More surprisingly, a majority (57.5 percent) of the C-Suite polled in both emerging and developed countries agreed with the statement that "corporate CEOs don't care very much about growing income inequality because it means they are getting wealthier".
As the world recovers from one of its worst – and longest -- recessions and as wage growth continues to stagnate, the debate about inequality has been brought at the forefront of the global agenda. So much so that Thomas Piketty's book "Capital", which focuses on wealth and income inequality arguing that unequal distribution of wealth leads to social and economic instability became a best-seller.
The International Monetary Fund seems to be of the same opinion. It wrote in a January 2014 report into Fiscal Policy and income inequality that "there is growing evidence that high income inequality can be detrimental to achieving macroeconomic stability and growth" and that public support for redistributive policies has grown in recent decades.
The impact of income inequality
The perception of a growing income gap between CEOs and their average worker can hurt performance. Charles Cotton, performance and reward adviser at the Chartered Institute of Personnel and Development (CIPD) told CNBC that if workers "perceive that it's one rule for top management and one rule for employees, than it's going to impact on the commitment and loyalty of the organisation as well as their motivation and productivity".
"If they don't feel they're getting a fair deal", he continued, "then they aren't going to be motivated at work to do a good job."
Despite the financial crisis and the "banker bashing" that ensued due to the perception of excessive risk-taking fueled by disproportionate bonuses, the trend for income inequality did not change.
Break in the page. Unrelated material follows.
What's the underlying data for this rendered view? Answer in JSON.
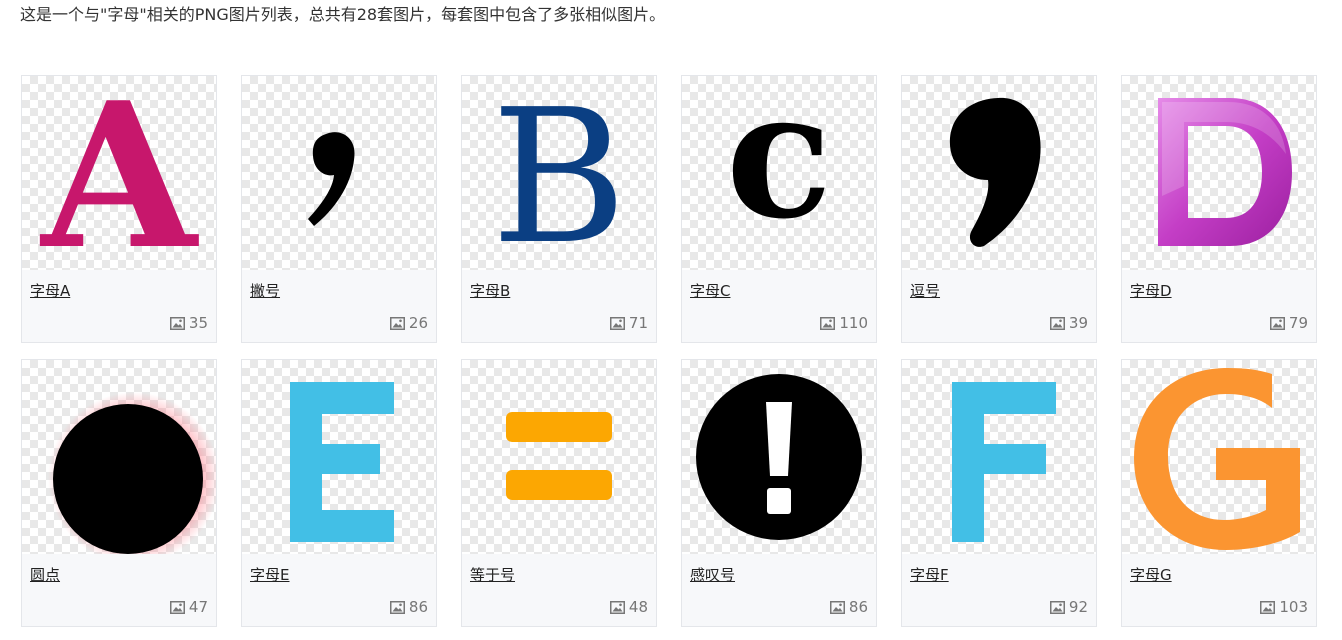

In 2013, CEOs at some of the U.S.'s major companies earned on average nearly 296 times their typical worker's salary, according to research from the Economic Policy Institute published in June 2014.
While this figure is lower than the 2000 peak of 383.4, it has recovered from the lows of 2002 – where it stood at 188.5 due to the fall in the stock market – and 2009 (193.2). In 1965, the ratio was at 20-to-1.
The perception that corporate leaders are better rewarded for the services than the typical worker could have wider implications and lead to employees feeling alienated and not trusting their management, explained CIPD's Cotton. And just like in politics, he added, falling trust could lead to people taking to the street to protest.
"You'd eventually end up with social unrest if people, in the rest of the organization, don't see their living standards starting to improve or if they don't think that rewards within the organisation are fairly distributed", Cotton warned.
One way to address dissatisfaction with pay could be to introduce a "living wage", according to professional services firm KPMG's Mike Kelly.
In Britain, this is an hourly rate set independently and updated annually, calculated according to the basic costs of living in the U.K. It currently stands at £8.80 ($14.40) for London and £7.65 ($12.50) for the rest of the U.K. By contrast, the country's minimum wage will rise to £6.50 per hour in October.
Kelly told CNBC on Wednesday that KPMG supported the U.K. living wage because "if you want to be a great place to work, it's got to be a great place to work for everyone".
According to Kelly, companies that implement the living wage, "will improve employee retention, get better employee engagement and better productivity. We've experienced much less staff turnover, and happier staff".